Has it been a full year since KU debuted? It feels like longer. And yet, the year seems to have flown right by. Weird how that works.
With another June coming and going, we enter KU 2.0. Starting in July, payouts for Kindle Unlimited authors will be based on pages read, not whether or not a reader gets through the first 10% of a work.
I love this change. It’s one many of us have been clamoring for and even expecting. If anything, I’m surprised it took this long.
What this means for authors is debatable. Those who write shorter works designed for KU may see a drop in income, while those who provide full-length novels may see a rise in income (depending on how many pages readers enjoy). My guess is that the vast majority of authors will earn about the same amount as before. That doesn’t mean their income won’t fluctuate, only that this change won’t be the reason for most fluctuations.
I’m sure affecting the length of works was central to Amazon’s decision. By adjusting the payout knobs, they can influence the page count of works made available to readers. They might even entice some authors who pulled their $2.99-and-up novels and published them elsewhere to consider moving back into Select.
Should it influence serial fiction authors? Not in my opinion. Serialization worked for me before KU, and with this payout structure, we are getting paid more commensurate with overall length rather than number of titles. If the story calls for episodic releases, then there’s no difference in how those pages are rewarded. If you can’t hook the reader to continue reading along, you won’t get paid either way. And more titles will continue to mean greater visibility on the bestseller lists. So that advantage remains.
I have a feeling we’ll see some knee-jerk reactions from authors without considering these pros and cons. Shorter works still make a lot of sense in KU. It’s hard to justify selling short stories for more than a dollar, and you only make 35 cents on that dollar under KDP terms. In KU, a 20 page story might earn just as much as a sale. What we should celebrate is that short stories will no longer earn the same amount as a novel, especially since the 10% threshold was much easier to reach on a short story. That system just wasn’t fair. The new system is a vast improvement.
To those who write works with a mind of maximizing their earnings according to Amazon’s algorithms, take note: It’s not a good idea. Not in the long term. Write the stories you enjoy and that you think readers’ will love. This remains the best way to game the system: Write great works.

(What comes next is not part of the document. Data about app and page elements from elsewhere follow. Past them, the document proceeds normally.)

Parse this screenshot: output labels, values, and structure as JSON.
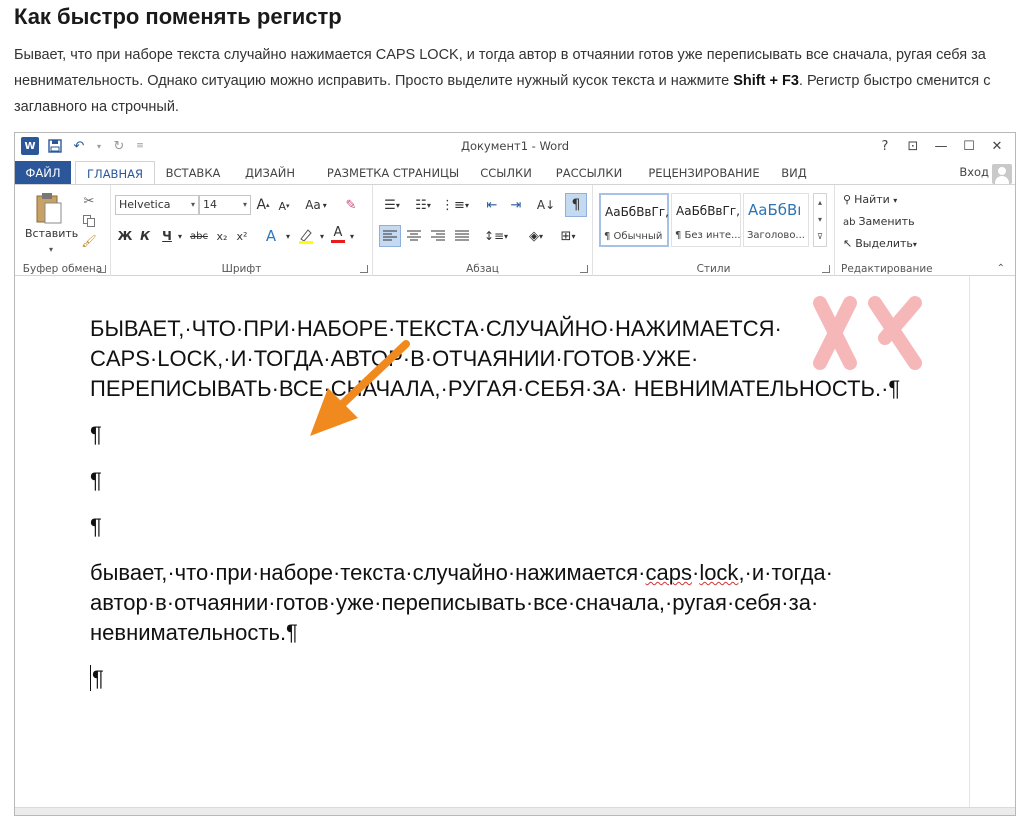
{
  "article": {
    "title": "Как быстро поменять регистр",
    "para_part1": "Бывает, что при наборе текста случайно нажимается CAPS LOCK, и тогда автор в отчаянии готов уже переписывать все сначала, ругая себя за невнимательность. Однако ситуацию можно исправить. Просто выделите нужный кусок текста и нажмите ",
    "shortcut": "Shift + F3",
    "para_part2": ". Регистр быстро сменится с заглавного на строчный."
  },
  "window": {
    "title": "Документ1 - Word",
    "logo_letter": "W",
    "controls": [
      "?",
      "⊡",
      "—",
      "☐",
      "✕"
    ],
    "signin": "Вход"
  },
  "tabs": [
    "ФАЙЛ",
    "ГЛАВНАЯ",
    "ВСТАВКА",
    "ДИЗАЙН",
    "РАЗМЕТКА СТРАНИЦЫ",
    "ССЫЛКИ",
    "РАССЫЛКИ",
    "РЕЦЕНЗИРОВАНИЕ",
    "ВИД"
  ],
  "ribbon": {
    "clipboard": {
      "paste_label": "Вставить",
      "group_label": "Буфер обмена"
    },
    "font": {
      "family": "Helvetica",
      "size": "14",
      "grow": "A",
      "shrink": "A",
      "case_btn": "Aa",
      "bold": "Ж",
      "italic": "К",
      "underline": "Ч",
      "strike": "abc",
      "subscript": "x₂",
      "superscript": "x²",
      "group_label": "Шрифт"
    },
    "paragraph": {
      "group_label": "Абзац",
      "show_marks": "¶"
    },
    "styles": {
      "items": [
        {
          "sample": "АаБбВвГг,",
          "name": "¶ Обычный"
        },
        {
          "sample": "АаБбВвГг,",
          "name": "¶ Без инте..."
        },
        {
          "sample": "АаБбВı",
          "name": "Заголово..."
        }
      ],
      "group_label": "Стили"
    },
    "editing": {
      "find": "Найти",
      "replace": "Заменить",
      "select": "Выделить",
      "group_label": "Редактирование"
    }
  },
  "document": {
    "upper_text": "БЫВАЕТ,·ЧТО·ПРИ·НАБОРЕ·ТЕКСТА·СЛУЧАЙНО·НАЖИМАЕТСЯ· CAPS·LOCK,·И·ТОГДА·АВТОР·В·ОТЧАЯНИИ·ГОТОВ·УЖЕ· ПЕРЕПИСЫВАТЬ·ВСЕ·СНАЧАЛА,·РУГАЯ·СЕБЯ·ЗА· НЕВНИМАТЕЛЬНОСТЬ.·¶",
    "pilcrow": "¶",
    "lower_before": "бывает,·что·при·наборе·текста·случайно·нажимается·",
    "lower_spell1": "caps",
    "lower_mid": "·",
    "lower_spell2": "lock",
    "lower_after": ",·и·тогда· автор·в·отчаянии·готов·уже·переписывать·все·сначала,·ругая·себя·за· невнимательность.¶",
    "last_pilcrow": "¶"
  },
  "colors": {
    "word_blue": "#2b579a",
    "arrow_orange": "#f08a1e",
    "watermark_red": "#e8333a"
  }
}
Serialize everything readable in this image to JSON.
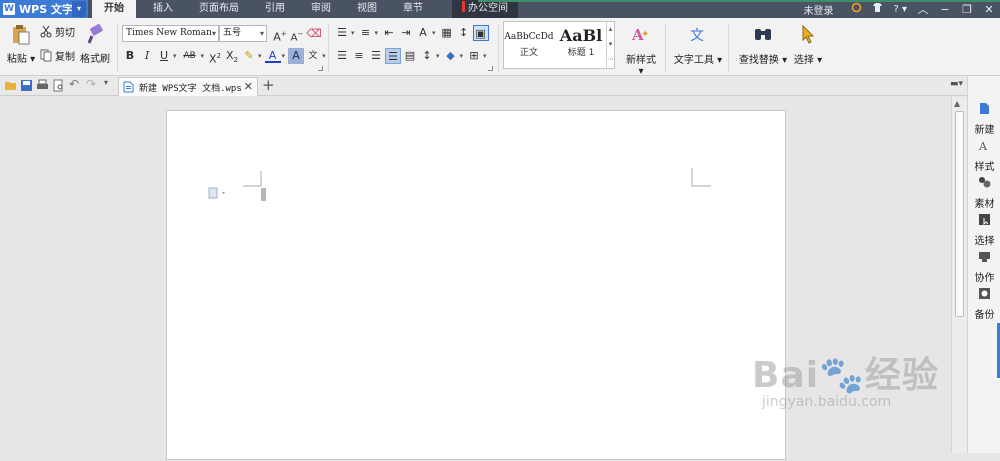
{
  "app": {
    "name": "WPS 文字",
    "logo": "W"
  },
  "menu_tabs": [
    "开始",
    "插入",
    "页面布局",
    "引用",
    "审阅",
    "视图",
    "章节"
  ],
  "office_tab": "办公空间",
  "topright": {
    "login": "未登录"
  },
  "clipboard": {
    "paste": "粘贴",
    "cut": "剪切",
    "copy": "复制",
    "format_painter": "格式刷"
  },
  "font": {
    "family": "Times New Roman",
    "size": "五号"
  },
  "styles": {
    "normal": {
      "preview": "AaBbCcDd",
      "label": "正文"
    },
    "heading1": {
      "preview": "AaBl",
      "label": "标题 1"
    },
    "new_style": "新样式"
  },
  "text_tools": "文字工具",
  "find_replace": "查找替换",
  "select": "选择",
  "document_tab": {
    "title": "新建 WPS文字 文档.wps"
  },
  "task_pane": [
    {
      "label": "新建",
      "icon": "new-doc-icon"
    },
    {
      "label": "样式",
      "icon": "style-icon"
    },
    {
      "label": "素材",
      "icon": "material-icon"
    },
    {
      "label": "选择",
      "icon": "select-icon"
    },
    {
      "label": "协作",
      "icon": "collaborate-icon"
    },
    {
      "label": "备份",
      "icon": "backup-icon"
    }
  ],
  "watermark": {
    "brand": "Bai",
    "brand2": "经验",
    "url": "jingyan.baidu.com"
  },
  "colors": {
    "menubar": "#4a5363",
    "accent": "#3d7bd6",
    "office_mark": "#e53935"
  }
}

Something I really like about this new structure is the way Amazon calculates page length. To determine what constitutes a “page,” Amazon will format all KU books identically (not for the reader to see, but internally), to determine the total page count. What they say they’re doing is simply using the same font, size, spacing, and virtual device in order to figure out page count equally for all titles. So padding with whitespace won’t mean higher earnings. A nice solution.

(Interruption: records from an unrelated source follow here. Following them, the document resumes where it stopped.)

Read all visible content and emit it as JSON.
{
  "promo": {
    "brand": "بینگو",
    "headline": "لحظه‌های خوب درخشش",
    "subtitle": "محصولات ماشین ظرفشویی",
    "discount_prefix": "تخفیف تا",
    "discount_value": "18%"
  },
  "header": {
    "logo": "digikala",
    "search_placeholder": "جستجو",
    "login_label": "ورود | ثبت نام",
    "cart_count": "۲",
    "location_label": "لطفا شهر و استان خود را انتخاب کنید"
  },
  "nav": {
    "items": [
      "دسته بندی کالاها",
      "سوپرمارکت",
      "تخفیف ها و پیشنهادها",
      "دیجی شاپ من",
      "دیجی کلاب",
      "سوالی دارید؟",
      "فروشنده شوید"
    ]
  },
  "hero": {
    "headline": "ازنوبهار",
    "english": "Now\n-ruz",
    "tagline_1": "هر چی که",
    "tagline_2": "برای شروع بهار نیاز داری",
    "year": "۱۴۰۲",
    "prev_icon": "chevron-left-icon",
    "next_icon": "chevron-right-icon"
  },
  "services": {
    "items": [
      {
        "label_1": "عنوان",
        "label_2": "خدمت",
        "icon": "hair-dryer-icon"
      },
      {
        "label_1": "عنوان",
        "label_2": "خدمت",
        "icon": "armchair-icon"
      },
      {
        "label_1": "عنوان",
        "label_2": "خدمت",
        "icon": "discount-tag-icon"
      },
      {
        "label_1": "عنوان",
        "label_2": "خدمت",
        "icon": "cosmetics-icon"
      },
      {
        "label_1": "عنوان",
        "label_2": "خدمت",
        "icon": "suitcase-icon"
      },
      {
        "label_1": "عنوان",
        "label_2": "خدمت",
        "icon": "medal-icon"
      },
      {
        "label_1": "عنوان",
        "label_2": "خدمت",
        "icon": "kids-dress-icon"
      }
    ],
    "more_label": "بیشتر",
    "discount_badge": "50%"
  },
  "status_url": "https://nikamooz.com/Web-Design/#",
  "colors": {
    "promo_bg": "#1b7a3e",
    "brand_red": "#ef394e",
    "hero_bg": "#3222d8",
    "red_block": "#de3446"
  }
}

I think this modification highlights one of the big reasons Amazon dominates its competitors: They simply don’t rest. They aren’t afraid to change course. They aren’t afraid to fail, and to learn from their mistakes. From what I can see, as a reader and a writer, KU has been a huge success already, with the amount of money going to authors and with the increased participation readers are having with independent literature. With this change, KU only stands to get better, for both parties.